Poland's new government does not agree with European Union (EU) migrant quotas and now in the face of the Paris attacks they "do not see the political possibilities to implement" them, the country's European Affairs minister has said.
Writing in the right wing news portal wPolityce.pl, Konrad Szymanski said the tragic events "showed a weakness in Europe" which he said was still vulnerable to attacks.
He said his Law and Justice (PiS) party which won last month's election had criticised EU policy for the relocation of migrants, which was agreed to by Poland's outgoing government.
Under plan's agreed to by the liberal Civic Platform (PO) party, Poland is set to take in around 4,500 refugees from Syria. The country had already accepted 2,000.

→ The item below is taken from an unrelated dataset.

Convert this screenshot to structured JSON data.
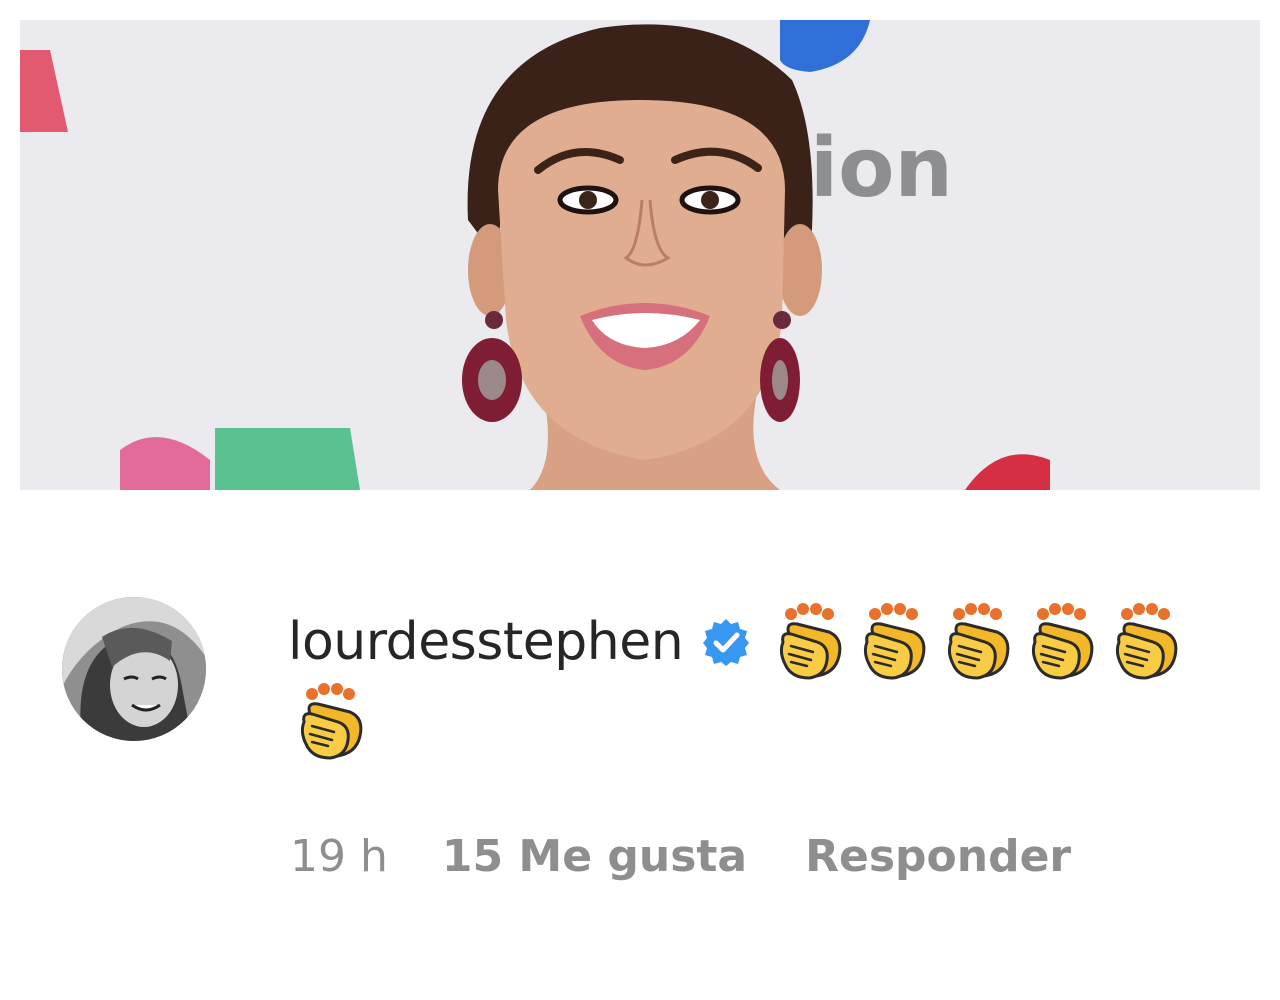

Poland's incoming Prime Minister Beata Szydlo lit a candle at the French Institute in the southern city of Cracow but she refused to comment on the migrant issue at a later briefing.

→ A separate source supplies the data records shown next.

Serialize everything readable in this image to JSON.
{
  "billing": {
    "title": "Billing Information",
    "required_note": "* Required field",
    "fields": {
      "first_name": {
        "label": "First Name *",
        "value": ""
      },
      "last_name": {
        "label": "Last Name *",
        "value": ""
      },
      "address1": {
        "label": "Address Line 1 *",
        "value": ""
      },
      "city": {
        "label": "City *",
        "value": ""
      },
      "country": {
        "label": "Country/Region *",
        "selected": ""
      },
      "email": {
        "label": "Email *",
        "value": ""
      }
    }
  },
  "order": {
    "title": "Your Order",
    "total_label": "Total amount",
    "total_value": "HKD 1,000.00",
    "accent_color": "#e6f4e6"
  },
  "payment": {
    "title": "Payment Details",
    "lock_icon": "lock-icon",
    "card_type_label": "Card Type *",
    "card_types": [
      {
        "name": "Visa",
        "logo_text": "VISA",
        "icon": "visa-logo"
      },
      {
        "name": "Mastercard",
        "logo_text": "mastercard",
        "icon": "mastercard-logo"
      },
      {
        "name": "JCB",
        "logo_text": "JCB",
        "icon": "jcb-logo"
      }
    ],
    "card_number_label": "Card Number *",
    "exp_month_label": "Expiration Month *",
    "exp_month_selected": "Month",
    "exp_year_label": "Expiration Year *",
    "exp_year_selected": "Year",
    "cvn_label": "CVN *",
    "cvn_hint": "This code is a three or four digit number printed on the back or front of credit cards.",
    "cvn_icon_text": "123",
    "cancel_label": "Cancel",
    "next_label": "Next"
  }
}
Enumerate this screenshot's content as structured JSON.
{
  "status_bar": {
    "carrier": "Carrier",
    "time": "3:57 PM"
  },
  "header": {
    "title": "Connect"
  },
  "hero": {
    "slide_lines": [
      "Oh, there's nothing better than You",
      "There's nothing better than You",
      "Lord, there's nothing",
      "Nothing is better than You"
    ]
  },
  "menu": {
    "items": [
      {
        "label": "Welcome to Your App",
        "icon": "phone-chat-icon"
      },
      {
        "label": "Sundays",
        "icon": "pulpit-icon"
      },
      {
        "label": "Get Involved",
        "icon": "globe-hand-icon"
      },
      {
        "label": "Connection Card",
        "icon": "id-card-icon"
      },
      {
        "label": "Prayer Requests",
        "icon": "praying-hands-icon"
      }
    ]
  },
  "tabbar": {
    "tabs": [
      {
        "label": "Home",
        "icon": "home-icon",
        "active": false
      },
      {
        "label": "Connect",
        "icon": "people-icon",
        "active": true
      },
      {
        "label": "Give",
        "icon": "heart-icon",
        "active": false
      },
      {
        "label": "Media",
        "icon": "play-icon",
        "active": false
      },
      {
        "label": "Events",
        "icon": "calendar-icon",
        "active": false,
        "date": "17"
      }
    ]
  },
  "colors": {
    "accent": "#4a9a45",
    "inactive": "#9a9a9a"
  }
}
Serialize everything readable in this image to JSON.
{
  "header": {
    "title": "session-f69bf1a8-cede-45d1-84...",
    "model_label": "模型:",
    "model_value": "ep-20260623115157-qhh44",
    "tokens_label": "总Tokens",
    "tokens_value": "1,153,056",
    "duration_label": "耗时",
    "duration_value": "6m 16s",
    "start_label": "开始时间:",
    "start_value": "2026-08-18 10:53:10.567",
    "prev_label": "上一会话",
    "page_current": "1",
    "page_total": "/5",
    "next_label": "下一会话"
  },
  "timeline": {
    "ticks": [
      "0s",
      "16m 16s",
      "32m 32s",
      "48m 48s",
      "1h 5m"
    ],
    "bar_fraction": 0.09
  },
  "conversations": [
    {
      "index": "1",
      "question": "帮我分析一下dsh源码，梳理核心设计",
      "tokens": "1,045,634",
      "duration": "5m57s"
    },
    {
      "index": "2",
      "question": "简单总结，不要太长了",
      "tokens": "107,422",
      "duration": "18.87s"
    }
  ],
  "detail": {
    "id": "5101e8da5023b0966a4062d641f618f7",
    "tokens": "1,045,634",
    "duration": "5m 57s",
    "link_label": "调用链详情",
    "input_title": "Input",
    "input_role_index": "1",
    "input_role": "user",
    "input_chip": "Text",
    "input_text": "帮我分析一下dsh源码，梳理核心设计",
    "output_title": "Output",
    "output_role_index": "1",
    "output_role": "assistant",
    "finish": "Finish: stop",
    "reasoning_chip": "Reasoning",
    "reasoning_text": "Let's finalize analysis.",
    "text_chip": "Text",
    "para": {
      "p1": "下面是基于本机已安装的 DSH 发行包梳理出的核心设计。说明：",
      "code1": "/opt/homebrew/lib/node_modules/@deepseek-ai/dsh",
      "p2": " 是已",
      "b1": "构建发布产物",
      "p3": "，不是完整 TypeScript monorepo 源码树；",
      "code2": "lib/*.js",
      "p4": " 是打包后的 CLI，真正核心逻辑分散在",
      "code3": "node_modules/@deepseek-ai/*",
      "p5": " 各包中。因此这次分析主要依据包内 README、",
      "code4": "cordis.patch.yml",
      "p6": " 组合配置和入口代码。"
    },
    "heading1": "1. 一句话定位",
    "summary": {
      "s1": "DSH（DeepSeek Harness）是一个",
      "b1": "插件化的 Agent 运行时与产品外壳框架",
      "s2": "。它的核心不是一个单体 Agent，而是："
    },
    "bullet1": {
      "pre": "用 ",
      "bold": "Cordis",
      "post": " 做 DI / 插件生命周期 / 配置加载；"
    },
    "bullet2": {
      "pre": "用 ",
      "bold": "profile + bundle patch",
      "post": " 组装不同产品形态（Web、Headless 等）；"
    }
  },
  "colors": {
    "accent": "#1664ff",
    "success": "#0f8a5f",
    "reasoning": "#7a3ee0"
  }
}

But Szymanski, who takes up his position on Monday, said her new government "did not see the political possibilities to implement" it. During the election their party campaigned against the government's decision to admit the migrants.
In a separate interview with RMF Radio he said the decision was valid for all EU countries "but its implementation is very hard to imagine today."
"We have to wait for the EU Court of Justice, for Brussel's reaction," he said.
Islamic State militants claimed responsibility for the Paris attacks which left 127 people dead, claiming its fighters, wearing suicide bomb belts and carrying assault rifles, carried out the attacks in various locations in the heart of the capital which were carefully studied, in an official statement.